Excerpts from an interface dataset
>>>

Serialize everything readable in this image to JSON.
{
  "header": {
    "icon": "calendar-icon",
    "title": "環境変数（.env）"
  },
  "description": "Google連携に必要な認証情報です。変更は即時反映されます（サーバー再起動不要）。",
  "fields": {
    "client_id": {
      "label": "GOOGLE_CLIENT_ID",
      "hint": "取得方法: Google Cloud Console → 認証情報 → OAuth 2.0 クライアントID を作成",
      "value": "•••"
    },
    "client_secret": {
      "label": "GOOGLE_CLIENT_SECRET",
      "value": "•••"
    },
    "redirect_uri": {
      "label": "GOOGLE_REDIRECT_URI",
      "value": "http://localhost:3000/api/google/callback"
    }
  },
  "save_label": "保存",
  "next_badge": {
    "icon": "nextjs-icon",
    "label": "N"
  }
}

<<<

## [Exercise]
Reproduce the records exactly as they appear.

## [Answer section]
Serialize everything readable in this image to JSON.
{
  "header": {
    "icon": "calendar-icon",
    "title": "環境変数（.env）"
  },
  "description": "Google連携に必要な認証情報です。変更は即時反映されます（サーバー再起動不要）。",
  "fields": {
    "client_id": {
      "label": "GOOGLE_CLIENT_ID",
      "hint": "取得方法: Google Cloud Console → 認証情報 → OAuth 2.0 クライアントID を作成",
      "value": "•••"
    },
    "client_secret": {
      "label": "GOOGLE_CLIENT_SECRET",
      "value": "•••"
    },
    "redirect_uri": {
      "label": "GOOGLE_REDIRECT_URI",
      "value": "http://localhost:3000/api/google/callback"
    }
  },
  "save_label": "保存",
  "next_badge": {
    "icon": "nextjs-icon",
    "label": "N"
  }
}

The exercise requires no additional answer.